Below are the records; pull every line that includes "Scylla".

== DATA FOR THE TASK

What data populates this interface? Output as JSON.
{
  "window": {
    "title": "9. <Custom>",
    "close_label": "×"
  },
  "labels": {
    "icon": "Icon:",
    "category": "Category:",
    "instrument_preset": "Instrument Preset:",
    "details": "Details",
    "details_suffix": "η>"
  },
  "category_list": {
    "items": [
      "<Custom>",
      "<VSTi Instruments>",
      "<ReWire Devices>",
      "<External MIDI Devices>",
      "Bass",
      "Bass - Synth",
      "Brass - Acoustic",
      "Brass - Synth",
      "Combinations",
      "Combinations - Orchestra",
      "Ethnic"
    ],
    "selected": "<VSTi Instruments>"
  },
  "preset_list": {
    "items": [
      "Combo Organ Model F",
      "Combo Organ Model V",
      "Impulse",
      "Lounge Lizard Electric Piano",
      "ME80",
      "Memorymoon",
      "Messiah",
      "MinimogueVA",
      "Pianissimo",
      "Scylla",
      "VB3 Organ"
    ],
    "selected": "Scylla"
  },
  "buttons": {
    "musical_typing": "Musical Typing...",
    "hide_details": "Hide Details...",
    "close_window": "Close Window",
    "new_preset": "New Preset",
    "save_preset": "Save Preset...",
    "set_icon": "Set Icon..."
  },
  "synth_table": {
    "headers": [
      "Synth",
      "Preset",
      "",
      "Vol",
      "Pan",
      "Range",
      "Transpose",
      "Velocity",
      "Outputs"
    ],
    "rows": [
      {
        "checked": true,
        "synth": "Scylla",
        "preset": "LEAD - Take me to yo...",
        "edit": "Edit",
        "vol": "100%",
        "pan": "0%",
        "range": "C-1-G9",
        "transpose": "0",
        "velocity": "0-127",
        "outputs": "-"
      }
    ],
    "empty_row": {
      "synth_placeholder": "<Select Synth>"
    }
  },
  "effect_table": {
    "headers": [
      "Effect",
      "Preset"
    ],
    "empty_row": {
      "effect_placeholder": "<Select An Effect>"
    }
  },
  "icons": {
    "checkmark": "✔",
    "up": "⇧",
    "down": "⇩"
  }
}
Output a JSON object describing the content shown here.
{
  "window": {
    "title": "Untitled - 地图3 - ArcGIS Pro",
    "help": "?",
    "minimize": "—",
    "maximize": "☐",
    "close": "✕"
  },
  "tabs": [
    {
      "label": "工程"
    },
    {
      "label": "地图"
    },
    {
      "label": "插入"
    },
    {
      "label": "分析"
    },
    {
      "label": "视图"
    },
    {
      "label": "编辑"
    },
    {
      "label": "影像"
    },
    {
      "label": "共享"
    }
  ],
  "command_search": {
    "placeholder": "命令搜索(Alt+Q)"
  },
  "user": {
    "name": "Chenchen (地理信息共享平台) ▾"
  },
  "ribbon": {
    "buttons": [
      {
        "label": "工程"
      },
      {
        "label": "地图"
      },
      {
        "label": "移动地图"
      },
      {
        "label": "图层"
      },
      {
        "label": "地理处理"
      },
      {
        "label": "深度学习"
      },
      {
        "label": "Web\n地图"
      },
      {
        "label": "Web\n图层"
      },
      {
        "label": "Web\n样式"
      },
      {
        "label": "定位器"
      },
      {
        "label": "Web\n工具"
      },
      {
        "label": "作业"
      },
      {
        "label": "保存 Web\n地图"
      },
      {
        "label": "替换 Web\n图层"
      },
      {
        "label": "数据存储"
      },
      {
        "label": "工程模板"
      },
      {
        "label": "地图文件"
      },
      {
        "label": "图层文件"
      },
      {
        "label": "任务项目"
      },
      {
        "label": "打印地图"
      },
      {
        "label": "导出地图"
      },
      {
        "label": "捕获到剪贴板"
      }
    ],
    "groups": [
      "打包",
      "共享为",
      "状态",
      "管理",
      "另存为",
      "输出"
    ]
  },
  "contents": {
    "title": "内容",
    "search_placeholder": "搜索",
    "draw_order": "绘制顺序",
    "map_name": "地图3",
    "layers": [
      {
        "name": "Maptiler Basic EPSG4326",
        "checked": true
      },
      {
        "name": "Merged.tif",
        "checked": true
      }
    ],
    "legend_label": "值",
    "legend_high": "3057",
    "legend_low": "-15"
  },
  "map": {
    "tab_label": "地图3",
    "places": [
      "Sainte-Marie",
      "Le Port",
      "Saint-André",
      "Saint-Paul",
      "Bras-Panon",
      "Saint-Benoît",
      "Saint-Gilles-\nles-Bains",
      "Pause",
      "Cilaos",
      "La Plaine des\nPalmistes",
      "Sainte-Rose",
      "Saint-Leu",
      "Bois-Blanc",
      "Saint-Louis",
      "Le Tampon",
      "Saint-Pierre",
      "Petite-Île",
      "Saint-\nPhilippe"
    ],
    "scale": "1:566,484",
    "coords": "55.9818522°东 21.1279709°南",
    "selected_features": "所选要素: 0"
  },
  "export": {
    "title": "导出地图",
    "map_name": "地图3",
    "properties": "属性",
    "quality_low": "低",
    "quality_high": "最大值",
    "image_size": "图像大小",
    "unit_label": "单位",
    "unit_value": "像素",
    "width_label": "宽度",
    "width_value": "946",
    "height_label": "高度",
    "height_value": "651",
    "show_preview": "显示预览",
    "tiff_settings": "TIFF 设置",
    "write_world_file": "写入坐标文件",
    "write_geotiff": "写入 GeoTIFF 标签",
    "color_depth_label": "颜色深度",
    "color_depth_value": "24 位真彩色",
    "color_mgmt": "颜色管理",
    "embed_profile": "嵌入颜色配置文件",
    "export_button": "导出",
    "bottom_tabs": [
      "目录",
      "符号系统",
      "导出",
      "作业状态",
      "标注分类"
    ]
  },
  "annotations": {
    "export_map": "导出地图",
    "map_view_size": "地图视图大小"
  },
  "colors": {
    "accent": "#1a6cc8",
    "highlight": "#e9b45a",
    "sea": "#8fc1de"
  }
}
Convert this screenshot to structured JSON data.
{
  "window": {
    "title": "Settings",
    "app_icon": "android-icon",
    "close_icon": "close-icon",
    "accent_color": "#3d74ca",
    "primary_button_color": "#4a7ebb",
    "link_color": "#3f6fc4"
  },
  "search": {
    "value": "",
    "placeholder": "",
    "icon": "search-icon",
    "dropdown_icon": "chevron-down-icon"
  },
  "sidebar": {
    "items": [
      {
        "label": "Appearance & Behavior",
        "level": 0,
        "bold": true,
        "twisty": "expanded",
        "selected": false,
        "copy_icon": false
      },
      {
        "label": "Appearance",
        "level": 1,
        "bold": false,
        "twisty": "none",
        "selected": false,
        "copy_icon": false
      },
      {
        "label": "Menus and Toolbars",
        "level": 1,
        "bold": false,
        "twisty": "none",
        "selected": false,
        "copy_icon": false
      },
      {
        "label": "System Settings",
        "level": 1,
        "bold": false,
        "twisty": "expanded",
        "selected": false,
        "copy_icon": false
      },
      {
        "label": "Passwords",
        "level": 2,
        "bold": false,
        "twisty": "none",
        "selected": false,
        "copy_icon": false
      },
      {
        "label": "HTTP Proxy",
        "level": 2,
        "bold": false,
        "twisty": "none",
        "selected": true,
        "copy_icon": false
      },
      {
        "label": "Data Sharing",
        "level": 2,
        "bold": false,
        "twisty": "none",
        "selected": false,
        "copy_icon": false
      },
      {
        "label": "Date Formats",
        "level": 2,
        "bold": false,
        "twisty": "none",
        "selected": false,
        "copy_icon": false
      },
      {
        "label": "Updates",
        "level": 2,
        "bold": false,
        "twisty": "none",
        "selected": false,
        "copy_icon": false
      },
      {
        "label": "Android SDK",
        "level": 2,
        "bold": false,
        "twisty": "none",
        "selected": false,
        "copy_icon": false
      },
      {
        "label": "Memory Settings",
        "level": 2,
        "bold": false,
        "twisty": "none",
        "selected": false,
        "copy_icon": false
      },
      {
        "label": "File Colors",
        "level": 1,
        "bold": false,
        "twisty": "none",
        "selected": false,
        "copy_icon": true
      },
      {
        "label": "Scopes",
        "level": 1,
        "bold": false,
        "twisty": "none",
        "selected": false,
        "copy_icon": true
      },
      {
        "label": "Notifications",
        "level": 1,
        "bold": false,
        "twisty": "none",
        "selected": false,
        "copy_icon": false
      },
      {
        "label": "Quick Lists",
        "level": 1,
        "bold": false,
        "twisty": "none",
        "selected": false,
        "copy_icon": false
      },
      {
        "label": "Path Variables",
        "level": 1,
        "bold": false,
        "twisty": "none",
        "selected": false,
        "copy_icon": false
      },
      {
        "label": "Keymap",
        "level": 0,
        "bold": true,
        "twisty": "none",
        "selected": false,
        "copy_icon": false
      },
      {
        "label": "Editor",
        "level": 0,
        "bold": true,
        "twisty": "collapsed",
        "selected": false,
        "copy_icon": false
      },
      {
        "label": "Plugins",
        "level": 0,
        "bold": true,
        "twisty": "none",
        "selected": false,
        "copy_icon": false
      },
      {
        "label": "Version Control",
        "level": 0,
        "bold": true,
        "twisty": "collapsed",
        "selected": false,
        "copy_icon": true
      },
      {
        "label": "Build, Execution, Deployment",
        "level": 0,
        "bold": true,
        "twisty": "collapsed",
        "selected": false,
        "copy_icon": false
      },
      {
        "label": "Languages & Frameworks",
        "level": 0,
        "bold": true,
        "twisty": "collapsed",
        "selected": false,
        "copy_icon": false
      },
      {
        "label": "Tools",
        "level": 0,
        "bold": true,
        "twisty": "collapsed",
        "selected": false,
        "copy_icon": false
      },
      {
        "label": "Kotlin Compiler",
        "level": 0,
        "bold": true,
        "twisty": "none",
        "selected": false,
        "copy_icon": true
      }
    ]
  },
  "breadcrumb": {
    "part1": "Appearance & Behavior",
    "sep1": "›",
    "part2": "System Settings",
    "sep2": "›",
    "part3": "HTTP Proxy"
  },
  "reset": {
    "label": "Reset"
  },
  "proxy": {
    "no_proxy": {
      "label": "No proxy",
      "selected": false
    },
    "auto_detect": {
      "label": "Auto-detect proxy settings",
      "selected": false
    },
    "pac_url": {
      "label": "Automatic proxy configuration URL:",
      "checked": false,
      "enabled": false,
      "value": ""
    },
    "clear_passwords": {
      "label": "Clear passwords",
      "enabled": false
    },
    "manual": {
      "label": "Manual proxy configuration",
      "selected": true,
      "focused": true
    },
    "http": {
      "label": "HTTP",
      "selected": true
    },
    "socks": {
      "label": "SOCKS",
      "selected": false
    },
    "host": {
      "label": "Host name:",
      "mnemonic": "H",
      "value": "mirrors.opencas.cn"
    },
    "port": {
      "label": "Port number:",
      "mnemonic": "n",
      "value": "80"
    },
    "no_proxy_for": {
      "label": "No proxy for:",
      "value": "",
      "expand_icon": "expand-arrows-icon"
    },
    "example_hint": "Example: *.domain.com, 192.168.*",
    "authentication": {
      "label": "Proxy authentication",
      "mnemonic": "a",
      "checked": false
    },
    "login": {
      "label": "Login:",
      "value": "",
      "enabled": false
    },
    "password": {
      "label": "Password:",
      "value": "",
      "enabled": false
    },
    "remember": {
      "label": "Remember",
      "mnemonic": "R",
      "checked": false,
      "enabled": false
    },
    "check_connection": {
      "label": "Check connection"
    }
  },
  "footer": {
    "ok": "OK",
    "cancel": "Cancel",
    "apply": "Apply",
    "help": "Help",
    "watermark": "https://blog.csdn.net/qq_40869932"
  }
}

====

-- ANSWER SECTION --
      "Scylla",
    "selected": "Scylla"
        "synth": "Scylla",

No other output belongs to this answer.